Back from Belgium, none the worse for the wear. Not that there was much in the way of wear. The organizers of FOSDEM did a bang-up job. Jennifer and I spent our extra day in Brugge where we had the occasion to eat Kangaroo. So yeah, it was a great trip and a neat conference. The energy of a thousand hackers who are changing the world all in one place is a bit addictive. It's enough to convince you that this whole Open Source thing might not just be a lark after all.
Upon hitting the ground last night, I was back into the bug queue (which never seems to get shorter). Given that I've got less than a week to get a small mountain of work done before ETech, it's imperative that I avoid downtime. It was with some trepidation then that I hooked up the firewire cable between the trusty PowerBook and the brand-spanking-new MacBook Pro.

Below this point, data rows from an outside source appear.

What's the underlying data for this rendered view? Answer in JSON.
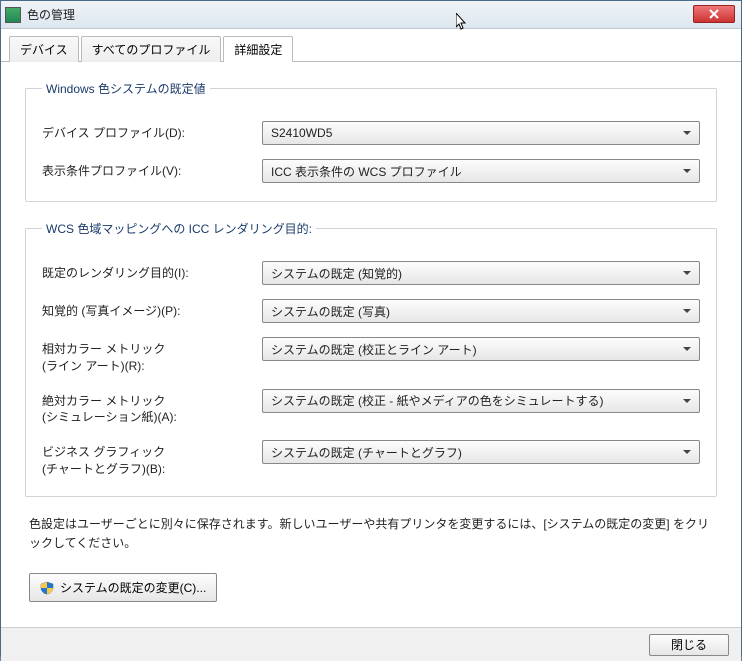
{
  "window": {
    "title": "色の管理"
  },
  "tabs": {
    "device": "デバイス",
    "all_profiles": "すべてのプロファイル",
    "advanced": "詳細設定"
  },
  "group1": {
    "legend": "Windows 色システムの既定値",
    "device_profile_label": "デバイス プロファイル(D):",
    "device_profile_value": "S2410WD5",
    "viewing_conditions_label": "表示条件プロファイル(V):",
    "viewing_conditions_value": "ICC 表示条件の WCS プロファイル"
  },
  "group2": {
    "legend": "WCS 色域マッピングへの ICC レンダリング目的:",
    "default_intent_label": "既定のレンダリング目的(I):",
    "default_intent_value": "システムの既定 (知覚的)",
    "perceptual_label": "知覚的 (写真イメージ)(P):",
    "perceptual_value": "システムの既定 (写真)",
    "relative_label_1": "相対カラー メトリック",
    "relative_label_2": "(ライン アート)(R):",
    "relative_value": "システムの既定 (校正とライン アート)",
    "absolute_label_1": "絶対カラー メトリック",
    "absolute_label_2": "(シミュレーション紙)(A):",
    "absolute_value": "システムの既定 (校正 - 紙やメディアの色をシミュレートする)",
    "business_label_1": "ビジネス グラフィック",
    "business_label_2": "(チャートとグラフ)(B):",
    "business_value": "システムの既定 (チャートとグラフ)"
  },
  "helptext": "色設定はユーザーごとに別々に保存されます。新しいユーザーや共有プリンタを変更するには、[システムの既定の変更] をクリックしてください。",
  "change_defaults_button": "システムの既定の変更(C)...",
  "footer": {
    "close": "閉じる"
  }
}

The PowerBook was my first mac, and so I hadn't tried this kind of migration before. Given how much trouble I'd had with 3rd party software between OS revs, I was fully expecting to need to wipe the new box clean when the transfer inevitably went awry in some unforseen way. To my delight and surprise, the thing booted up 3 hours (and 65 gig) later without so much as a hiccup. Even KMail works via rosetta.
I'll spare you the "no, really, it's faster" and "here are some more identical pictures of the unboxing, only with different, but still badly lit and slightly dumpy, background scenery" type details. I am happy that it appears to be working out and with less fuss than anticipated.
Great engineering really can make you smile.
Here are the slides from my talk today at FOSDEM. Looking forward to seeing you there!
I'm sitting at home feverishly working on new Wiki features in preparation for my ass being out of the proverbial hot seat during FOSDEM, and what shows up in my well-worn maildir? The shipment notification for my new MacBook Pro.
I use my laptop for nearly everything and I've been frustrated with the speed for a while. The macworld keynote wasn't even over when, with some fellow uber-dorks from work, I trundled down University Ave. to see if I could get my hands on one of these things. 2 cores, each faster than my current CPU? Yes, please. Now. Freaking right now!!!
Needless to say, that didn't work. Who knew that they Apple stores don't get shipments of stuff until it actually ships? We all skulked back to work laughing nervously at ourselves, all kind of thankful that we didn't have to explain 3+ thousand dollars of new hardware to our respective S/O's. Not that I'd let a little setback like that stop me.
As soon as the Apple Store (online variant) come gasping back to life, my order was in. RAM: maxed. Hard drive: spindle speed, baby! I think I might have actually signed away my vote in the next presidential election in the process. I sure as hell wouldn't have noticed.
So it's finally shipping. I should be ecstatic, right? Kinda.
Problem is that I'm also an unrepentant Unix dork. This little Powerbook has so many configuration tweaks and external utilities installed that transferring to another system will probably take me the better part of a week. Last OS update, my mail client alone took two days to resurrect. All of this means I can't really trust new hardware enough to take it to conferences yet, even if it does arrive before I leave.
It's a cock tease in the form of a laptop.
Aaron says I need to work on my slug sentences, and I agree. On reflection, I suck at writing almost any kind of sentence. I guess I shouldn't expect slugs to be different.
- implementations of a ratified language spec (scheme? lisp? do they even "count"?)
- interpreters deployed (Forth is in every Apple and SUN bios...can that possibly beat the distribution of IE, Firefox, and Safari?)
- lines of code written for said language
Perhaps KSH and/or bash would win? I'm curious to know if anyone can think up other strong contenders.
I've uploaded updated renderings (pdf or png) of the document I use to keep track of the non-trivial, public DHTML toolkit efforts that have occurred over the years.
Interestingly, the difference between this version and previous ones is that many companies are starting to either release or talk about tools that they had quietly built in-house years ago. Also, Google and Yahoo have been on something of a hiring binge. Yahoo seems to be dedicating more (visible) resources to their responsive UI cause than Google. The secrecy difference between the two cultures might explain the delta, but I'm convinced that's not the whole story.
I will admit to not having kept this document as up-to-date as it should be. The proliferation of toolkits over the last year has been pretty astounding, and investigating each one to find out if it's just another crappy 10-line XMLHTTP wrapper hasn't been on the top of my list of things to do. So in true open-source style, your help is requested! If you have corrections or new information, please either mail them to me or submit a patch to the graphviz source file. The format is straightforward and easy to figure out.